Copy out the data exactly, leaving the pictures behind.

> Stored items from a collection:
# # #

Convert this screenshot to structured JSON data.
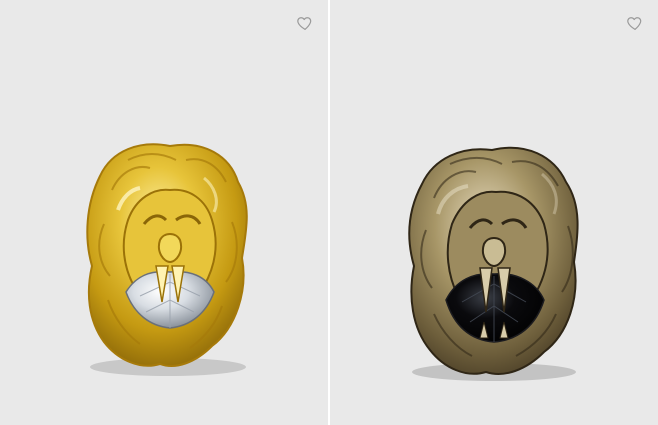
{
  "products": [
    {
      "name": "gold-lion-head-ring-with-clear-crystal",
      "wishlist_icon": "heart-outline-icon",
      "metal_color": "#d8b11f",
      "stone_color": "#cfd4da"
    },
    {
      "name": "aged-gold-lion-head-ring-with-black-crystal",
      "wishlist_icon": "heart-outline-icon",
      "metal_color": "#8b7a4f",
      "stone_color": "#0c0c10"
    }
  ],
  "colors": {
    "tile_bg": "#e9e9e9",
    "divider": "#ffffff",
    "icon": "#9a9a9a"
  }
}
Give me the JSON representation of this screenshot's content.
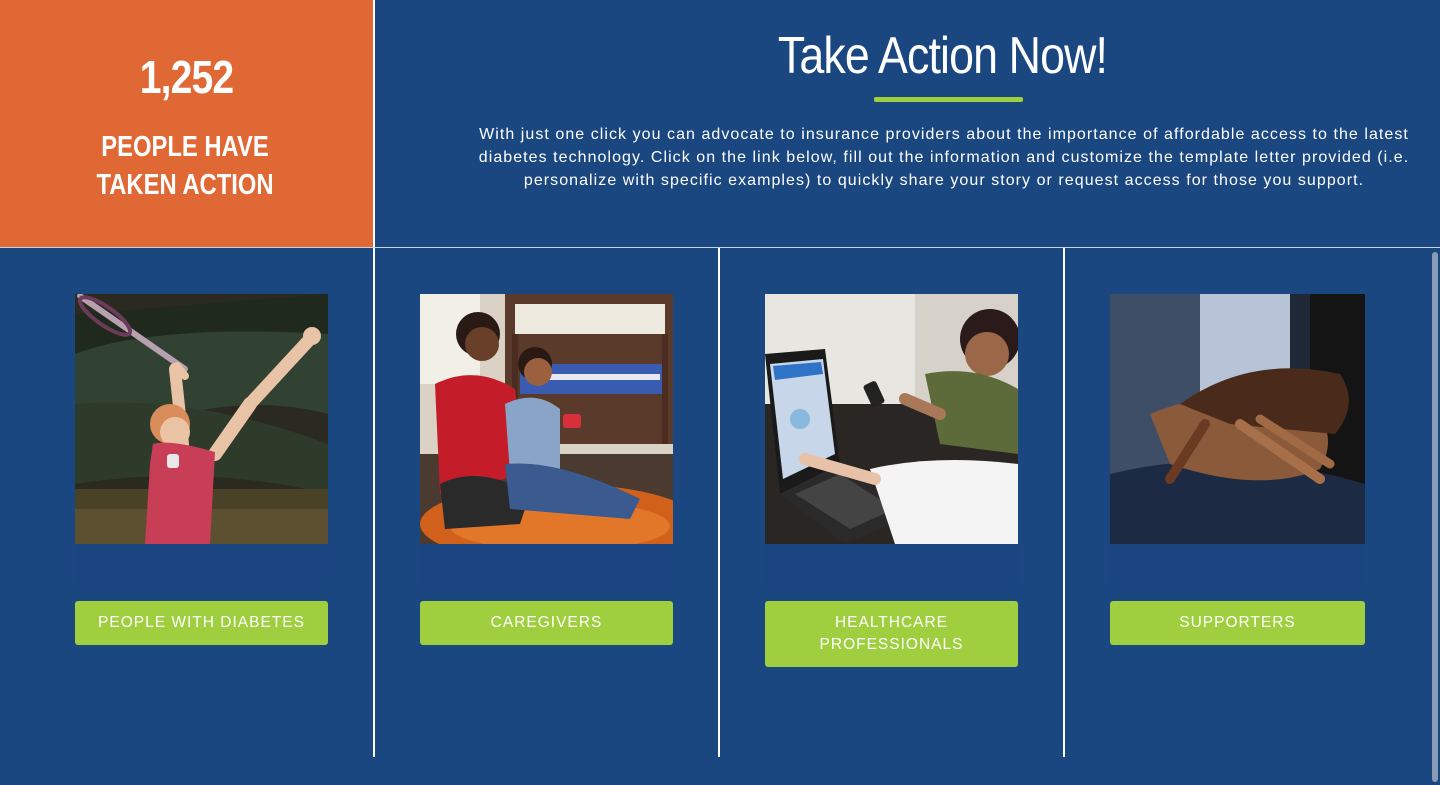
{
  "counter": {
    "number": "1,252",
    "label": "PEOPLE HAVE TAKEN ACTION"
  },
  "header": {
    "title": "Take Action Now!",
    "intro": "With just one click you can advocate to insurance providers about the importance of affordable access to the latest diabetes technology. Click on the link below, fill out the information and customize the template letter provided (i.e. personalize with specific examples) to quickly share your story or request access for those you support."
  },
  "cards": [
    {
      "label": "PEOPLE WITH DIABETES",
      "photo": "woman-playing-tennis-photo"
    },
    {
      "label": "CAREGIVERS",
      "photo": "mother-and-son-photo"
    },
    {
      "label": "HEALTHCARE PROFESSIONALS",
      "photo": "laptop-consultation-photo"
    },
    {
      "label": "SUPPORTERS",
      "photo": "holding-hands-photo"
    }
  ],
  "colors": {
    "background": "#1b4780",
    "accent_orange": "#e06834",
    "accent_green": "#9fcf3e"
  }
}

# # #

> Task answer:
Convert this screenshot to structured JSON data.
{
  "products": [
    {
      "name": "gold-lion-head-ring-with-clear-crystal",
      "wishlist_icon": "heart-outline-icon",
      "metal_color": "#d8b11f",
      "stone_color": "#cfd4da"
    },
    {
      "name": "aged-gold-lion-head-ring-with-black-crystal",
      "wishlist_icon": "heart-outline-icon",
      "metal_color": "#8b7a4f",
      "stone_color": "#0c0c10"
    }
  ],
  "colors": {
    "tile_bg": "#e9e9e9",
    "divider": "#ffffff",
    "icon": "#9a9a9a"
  }
}
Give me the JSON representation of this screenshot's content.
{
  "counter": {
    "number": "1,252",
    "label": "PEOPLE HAVE TAKEN ACTION"
  },
  "header": {
    "title": "Take Action Now!",
    "intro": "With just one click you can advocate to insurance providers about the importance of affordable access to the latest diabetes technology. Click on the link below, fill out the information and customize the template letter provided (i.e. personalize with specific examples) to quickly share your story or request access for those you support."
  },
  "cards": [
    {
      "label": "PEOPLE WITH DIABETES",
      "photo": "woman-playing-tennis-photo"
    },
    {
      "label": "CAREGIVERS",
      "photo": "mother-and-son-photo"
    },
    {
      "label": "HEALTHCARE PROFESSIONALS",
      "photo": "laptop-consultation-photo"
    },
    {
      "label": "SUPPORTERS",
      "photo": "holding-hands-photo"
    }
  ],
  "colors": {
    "background": "#1b4780",
    "accent_orange": "#e06834",
    "accent_green": "#9fcf3e"
  }
}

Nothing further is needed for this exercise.